Credit where it’s due, Microsoft gave birth to the whole idea of bringing gaming to the disabled community with their Adaptive Controller. It’s an absolute genius of a product, that won my heart. But given the fact that I have been a PlayStation player, I’ve wondered where are the solution for PS gamers and that question has finally been answered today. Sony PlayStation 5 Project Leonardo is their controller that brings gaming to the Disabled community.

Sony PlayStation 5 Project Leonardo

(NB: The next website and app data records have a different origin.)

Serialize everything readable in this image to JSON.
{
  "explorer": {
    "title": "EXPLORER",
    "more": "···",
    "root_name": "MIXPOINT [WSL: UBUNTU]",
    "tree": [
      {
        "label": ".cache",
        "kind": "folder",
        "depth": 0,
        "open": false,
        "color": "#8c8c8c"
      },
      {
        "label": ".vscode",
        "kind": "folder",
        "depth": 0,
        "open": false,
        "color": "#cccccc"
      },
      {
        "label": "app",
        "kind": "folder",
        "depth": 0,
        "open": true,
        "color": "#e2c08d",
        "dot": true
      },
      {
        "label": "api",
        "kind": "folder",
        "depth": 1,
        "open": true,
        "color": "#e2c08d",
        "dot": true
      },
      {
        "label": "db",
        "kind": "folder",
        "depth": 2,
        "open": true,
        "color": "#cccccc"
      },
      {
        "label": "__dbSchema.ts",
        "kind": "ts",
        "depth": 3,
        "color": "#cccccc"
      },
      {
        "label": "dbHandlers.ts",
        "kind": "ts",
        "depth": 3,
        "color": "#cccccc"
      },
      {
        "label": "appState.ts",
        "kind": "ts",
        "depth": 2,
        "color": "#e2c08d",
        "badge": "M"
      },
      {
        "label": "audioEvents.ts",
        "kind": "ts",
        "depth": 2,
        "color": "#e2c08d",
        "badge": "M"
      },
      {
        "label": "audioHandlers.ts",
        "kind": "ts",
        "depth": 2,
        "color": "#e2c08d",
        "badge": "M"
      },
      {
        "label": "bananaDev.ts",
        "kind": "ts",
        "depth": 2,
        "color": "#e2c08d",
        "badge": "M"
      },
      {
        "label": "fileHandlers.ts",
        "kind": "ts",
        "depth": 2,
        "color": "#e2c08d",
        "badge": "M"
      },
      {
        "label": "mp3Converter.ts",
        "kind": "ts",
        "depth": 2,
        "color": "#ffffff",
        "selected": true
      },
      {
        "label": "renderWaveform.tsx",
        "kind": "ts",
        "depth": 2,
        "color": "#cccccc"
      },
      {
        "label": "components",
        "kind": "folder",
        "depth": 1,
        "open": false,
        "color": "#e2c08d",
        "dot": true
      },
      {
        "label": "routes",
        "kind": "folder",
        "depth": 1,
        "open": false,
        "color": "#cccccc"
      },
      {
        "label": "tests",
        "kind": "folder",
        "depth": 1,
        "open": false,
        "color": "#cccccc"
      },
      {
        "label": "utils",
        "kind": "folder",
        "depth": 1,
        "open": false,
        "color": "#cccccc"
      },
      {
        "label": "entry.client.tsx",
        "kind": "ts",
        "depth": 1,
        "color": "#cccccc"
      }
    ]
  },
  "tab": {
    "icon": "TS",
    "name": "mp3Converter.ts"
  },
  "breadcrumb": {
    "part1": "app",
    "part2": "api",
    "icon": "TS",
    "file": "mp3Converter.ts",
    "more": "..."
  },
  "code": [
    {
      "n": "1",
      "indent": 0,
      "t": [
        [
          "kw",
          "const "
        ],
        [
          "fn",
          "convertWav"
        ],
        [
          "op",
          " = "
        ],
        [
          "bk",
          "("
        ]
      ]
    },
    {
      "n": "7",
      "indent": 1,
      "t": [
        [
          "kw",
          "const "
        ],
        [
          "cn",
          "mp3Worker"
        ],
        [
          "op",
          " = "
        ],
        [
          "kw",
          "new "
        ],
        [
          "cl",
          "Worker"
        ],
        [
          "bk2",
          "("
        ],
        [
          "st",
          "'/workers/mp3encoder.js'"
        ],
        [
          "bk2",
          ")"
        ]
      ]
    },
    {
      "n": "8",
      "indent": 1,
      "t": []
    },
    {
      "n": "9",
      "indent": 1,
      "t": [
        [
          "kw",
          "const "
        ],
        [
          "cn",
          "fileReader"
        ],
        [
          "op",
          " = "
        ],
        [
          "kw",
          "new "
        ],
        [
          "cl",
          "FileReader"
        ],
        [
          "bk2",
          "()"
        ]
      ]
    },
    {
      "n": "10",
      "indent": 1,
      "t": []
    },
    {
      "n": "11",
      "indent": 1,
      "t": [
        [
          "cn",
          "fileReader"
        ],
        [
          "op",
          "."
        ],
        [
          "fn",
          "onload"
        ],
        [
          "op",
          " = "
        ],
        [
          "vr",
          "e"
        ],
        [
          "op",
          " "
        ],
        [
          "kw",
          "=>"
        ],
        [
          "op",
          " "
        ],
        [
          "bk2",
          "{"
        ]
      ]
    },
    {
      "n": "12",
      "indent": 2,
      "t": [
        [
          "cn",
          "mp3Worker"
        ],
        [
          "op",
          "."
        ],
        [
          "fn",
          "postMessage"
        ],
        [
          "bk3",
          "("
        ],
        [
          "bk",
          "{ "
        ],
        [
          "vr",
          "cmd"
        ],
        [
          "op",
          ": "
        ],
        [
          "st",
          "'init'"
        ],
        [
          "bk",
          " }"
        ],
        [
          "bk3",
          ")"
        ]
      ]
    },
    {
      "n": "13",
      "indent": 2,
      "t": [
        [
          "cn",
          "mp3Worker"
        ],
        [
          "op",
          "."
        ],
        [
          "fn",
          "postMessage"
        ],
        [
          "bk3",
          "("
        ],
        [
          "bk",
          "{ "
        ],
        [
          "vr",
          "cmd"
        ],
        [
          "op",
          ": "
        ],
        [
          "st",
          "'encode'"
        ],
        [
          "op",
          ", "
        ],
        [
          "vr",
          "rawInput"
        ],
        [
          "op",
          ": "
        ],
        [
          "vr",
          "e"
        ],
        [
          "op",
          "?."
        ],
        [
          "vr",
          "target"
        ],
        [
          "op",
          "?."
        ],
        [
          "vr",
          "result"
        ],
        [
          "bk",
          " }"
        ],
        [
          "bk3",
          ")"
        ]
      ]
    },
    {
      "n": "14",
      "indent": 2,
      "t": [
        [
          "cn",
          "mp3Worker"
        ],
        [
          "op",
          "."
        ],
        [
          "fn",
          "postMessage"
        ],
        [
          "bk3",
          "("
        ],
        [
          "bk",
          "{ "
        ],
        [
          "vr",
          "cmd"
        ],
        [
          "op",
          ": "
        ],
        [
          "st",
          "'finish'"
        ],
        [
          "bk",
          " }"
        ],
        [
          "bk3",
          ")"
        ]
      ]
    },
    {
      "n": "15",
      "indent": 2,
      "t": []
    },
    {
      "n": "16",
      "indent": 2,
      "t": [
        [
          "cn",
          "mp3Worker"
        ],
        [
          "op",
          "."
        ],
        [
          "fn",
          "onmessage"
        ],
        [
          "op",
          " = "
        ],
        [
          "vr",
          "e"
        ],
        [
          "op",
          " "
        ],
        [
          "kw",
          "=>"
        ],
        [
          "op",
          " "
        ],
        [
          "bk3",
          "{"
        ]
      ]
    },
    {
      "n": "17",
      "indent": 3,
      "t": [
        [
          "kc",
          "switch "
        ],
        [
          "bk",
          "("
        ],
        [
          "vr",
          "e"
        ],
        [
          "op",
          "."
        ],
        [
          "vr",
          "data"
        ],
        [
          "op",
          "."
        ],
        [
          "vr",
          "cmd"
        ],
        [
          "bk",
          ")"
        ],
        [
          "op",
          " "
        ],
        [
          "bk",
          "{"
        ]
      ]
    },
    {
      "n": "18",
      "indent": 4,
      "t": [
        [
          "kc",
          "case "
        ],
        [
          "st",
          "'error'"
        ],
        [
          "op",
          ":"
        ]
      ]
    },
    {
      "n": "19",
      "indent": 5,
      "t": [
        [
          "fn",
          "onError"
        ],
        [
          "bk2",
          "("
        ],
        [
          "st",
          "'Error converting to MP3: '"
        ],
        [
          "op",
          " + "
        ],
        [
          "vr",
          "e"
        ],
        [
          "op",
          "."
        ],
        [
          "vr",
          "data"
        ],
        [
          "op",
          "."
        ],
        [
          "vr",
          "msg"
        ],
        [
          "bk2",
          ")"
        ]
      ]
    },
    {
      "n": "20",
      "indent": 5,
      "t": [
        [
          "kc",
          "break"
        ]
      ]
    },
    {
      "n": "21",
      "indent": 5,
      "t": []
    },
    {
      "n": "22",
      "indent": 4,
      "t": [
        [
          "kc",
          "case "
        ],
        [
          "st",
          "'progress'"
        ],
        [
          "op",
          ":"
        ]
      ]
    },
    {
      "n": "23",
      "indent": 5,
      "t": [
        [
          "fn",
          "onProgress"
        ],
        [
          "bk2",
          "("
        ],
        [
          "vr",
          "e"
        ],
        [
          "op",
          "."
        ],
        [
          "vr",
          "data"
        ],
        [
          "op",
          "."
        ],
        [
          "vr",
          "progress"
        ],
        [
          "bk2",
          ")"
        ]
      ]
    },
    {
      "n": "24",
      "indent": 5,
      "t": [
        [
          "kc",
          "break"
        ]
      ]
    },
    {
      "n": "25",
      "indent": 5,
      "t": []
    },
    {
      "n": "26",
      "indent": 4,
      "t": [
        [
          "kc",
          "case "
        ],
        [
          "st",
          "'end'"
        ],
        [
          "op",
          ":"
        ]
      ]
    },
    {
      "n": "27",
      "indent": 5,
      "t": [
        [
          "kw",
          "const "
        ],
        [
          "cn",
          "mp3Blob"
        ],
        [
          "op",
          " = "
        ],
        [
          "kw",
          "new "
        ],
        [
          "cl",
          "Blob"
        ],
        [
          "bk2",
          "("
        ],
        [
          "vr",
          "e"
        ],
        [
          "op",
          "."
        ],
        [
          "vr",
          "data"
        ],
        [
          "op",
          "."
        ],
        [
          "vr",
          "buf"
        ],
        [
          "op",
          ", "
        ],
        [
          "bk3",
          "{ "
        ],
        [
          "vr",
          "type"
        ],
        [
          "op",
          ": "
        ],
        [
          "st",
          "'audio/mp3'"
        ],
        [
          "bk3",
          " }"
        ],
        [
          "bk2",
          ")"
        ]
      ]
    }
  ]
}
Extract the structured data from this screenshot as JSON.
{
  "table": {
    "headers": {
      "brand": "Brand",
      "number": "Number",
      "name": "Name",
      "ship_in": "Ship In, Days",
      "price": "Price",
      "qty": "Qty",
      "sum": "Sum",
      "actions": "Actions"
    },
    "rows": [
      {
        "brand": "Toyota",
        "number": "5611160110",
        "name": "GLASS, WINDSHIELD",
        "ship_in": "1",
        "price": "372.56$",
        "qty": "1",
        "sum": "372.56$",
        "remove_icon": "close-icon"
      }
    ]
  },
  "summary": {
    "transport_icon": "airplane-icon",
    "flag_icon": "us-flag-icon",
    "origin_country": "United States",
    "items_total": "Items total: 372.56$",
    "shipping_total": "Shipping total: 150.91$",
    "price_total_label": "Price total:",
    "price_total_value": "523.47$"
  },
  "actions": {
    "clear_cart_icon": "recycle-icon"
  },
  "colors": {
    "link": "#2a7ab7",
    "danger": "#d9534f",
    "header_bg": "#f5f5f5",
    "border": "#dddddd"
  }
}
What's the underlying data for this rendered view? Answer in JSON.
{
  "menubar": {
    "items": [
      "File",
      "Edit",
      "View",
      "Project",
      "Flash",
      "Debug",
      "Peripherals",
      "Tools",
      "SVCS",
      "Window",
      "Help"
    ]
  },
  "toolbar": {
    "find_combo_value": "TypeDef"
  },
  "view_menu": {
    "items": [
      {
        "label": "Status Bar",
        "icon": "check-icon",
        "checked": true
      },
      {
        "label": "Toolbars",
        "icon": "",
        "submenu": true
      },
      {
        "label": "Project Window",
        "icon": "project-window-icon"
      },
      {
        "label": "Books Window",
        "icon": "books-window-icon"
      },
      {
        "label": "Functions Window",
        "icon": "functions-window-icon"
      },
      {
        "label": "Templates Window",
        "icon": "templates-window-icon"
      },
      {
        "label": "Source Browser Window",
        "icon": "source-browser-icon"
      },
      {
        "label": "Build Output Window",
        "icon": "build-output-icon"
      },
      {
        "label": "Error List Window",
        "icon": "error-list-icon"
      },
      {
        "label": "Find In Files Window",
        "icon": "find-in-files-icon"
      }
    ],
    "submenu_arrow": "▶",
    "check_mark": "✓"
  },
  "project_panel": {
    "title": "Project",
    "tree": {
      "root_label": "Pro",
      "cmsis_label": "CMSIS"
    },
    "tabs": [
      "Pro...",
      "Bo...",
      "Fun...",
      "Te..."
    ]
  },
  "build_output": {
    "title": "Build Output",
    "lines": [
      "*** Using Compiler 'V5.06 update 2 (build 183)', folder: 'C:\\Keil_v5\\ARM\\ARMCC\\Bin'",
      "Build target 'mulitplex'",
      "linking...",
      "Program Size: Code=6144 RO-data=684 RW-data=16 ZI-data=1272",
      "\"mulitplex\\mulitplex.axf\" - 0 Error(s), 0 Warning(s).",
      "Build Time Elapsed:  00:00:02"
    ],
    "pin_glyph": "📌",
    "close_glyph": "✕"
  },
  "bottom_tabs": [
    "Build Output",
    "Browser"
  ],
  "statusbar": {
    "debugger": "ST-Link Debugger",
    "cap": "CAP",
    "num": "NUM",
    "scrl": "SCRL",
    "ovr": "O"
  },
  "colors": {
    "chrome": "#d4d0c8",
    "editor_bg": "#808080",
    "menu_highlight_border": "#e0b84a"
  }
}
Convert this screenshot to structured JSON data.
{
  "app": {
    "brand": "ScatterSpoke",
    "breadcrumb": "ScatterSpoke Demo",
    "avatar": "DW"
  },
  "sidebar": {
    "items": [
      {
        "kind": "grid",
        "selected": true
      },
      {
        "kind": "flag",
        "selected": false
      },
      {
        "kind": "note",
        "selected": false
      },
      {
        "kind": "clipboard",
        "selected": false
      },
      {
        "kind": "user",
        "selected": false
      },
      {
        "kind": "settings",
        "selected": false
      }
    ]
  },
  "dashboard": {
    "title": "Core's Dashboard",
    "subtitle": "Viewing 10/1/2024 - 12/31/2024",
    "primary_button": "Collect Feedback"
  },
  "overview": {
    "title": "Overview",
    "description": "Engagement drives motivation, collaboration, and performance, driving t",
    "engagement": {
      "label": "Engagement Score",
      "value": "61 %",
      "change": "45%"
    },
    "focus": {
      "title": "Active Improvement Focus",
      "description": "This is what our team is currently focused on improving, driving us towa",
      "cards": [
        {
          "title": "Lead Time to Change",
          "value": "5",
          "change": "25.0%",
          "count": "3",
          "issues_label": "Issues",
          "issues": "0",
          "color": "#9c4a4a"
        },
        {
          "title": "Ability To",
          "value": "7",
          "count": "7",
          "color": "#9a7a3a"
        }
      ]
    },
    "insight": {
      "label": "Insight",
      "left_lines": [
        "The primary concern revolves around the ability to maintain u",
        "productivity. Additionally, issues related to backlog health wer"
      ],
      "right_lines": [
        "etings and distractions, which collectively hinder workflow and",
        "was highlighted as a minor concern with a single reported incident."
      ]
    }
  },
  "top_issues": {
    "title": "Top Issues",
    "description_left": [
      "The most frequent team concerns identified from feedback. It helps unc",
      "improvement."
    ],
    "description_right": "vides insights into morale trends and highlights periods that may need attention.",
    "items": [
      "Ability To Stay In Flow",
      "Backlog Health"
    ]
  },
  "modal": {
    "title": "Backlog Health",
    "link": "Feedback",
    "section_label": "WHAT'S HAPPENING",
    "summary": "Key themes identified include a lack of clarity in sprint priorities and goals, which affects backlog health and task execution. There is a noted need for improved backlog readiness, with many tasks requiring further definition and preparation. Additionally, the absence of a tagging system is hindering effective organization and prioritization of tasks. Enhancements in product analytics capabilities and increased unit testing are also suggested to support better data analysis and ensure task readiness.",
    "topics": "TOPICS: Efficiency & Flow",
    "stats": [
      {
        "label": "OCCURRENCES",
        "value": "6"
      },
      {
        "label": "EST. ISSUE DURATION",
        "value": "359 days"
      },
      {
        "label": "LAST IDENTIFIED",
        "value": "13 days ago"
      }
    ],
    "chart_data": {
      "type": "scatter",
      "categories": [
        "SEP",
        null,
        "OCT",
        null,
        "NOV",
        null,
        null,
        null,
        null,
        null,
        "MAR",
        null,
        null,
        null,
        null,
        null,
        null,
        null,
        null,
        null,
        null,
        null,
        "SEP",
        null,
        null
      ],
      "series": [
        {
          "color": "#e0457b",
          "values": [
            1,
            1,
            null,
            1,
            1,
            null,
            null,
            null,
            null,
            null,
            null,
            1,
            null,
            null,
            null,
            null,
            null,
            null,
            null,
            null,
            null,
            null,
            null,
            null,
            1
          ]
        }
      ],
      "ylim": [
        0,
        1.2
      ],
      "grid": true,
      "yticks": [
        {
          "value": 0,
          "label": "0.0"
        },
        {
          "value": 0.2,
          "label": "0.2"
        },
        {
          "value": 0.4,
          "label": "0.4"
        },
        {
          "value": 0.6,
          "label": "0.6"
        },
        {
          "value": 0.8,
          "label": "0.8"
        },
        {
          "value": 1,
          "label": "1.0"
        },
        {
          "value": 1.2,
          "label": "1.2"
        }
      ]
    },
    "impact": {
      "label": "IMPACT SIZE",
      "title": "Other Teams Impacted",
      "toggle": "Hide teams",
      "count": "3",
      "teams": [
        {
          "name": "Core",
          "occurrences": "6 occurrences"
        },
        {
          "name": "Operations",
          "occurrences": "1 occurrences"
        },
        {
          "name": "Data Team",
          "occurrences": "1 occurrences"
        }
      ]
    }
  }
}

While it may be a concept or an “in-development” product at the moment, Sony PlayStation 5 Project Leonardo takes the entire PlayStation gaming experience among the disabled to another level. Sony has incorporated some interesting elements to make the controller customizable and adaptive to each and every person with different kinds of disabilities. Looking at the shape and the design it does look like it came straight out of a Horizon Forbidden West.

Sony PlayStation 5 Project Leonardo

Customization happens to be Project Leonardo’s main highlight – as it comes with swappable components, comprising analog stick caps and buttons in a variety of shapes and sizes. This customization expands into the layout of how they want their controller to be. So, one could configure based on their own strength, range of motion and physical requirement. Since it’s pretty much going to be a tailor-made controller after unboxed, the buttons can be mapped according to personal preference and one can go as far as mapping two triggers into one, such as R2 and L2 combos into one.

 

Users can save up to 3 profiles in the controller and they can be stored, and accessed by the player via the PS5 console at any point in time. I do wonder if Sony allows users to save the profile to their PSN, so say if players do move to a different console, it allows them to carry the profile along with them.

Mix and Match

Sony PlayStation 5 Project Leonardo allows you to mix and match with DualSense. According to Sony, one user can pair up to two Project Leonardo controllers and one DualSense Wireless as a single virtual controller. So, this gives the option to either fit the controller based on the game they play or have a “collaborative” effort if you will. So, the latter would be like a player with an assist.

Thoughtful Improvements

Sony is also adding compatibilities to external switches and third-party accessories via a 3.5mm AUX port located on these controllers. Similar to what Xbox Adaptive Controller does. The whole design of the product allows the user to place the controller however they prefer. Since it has a “split and symmetric design”, you can position one close and the other further away or if players happen to be in a wheelchair, positioning it on the tray should be pretty easy.

At the time of writing…

The Sony PlayStation 5 Project Leonardo is in a development phase and there’s no tentative date as to when it will make its debut to the masses. But Sony is working on adding more features which would help the players to connect with their favourite game characters through the PS5. Stay tuned to us.


About damn time, Sony. Loving it.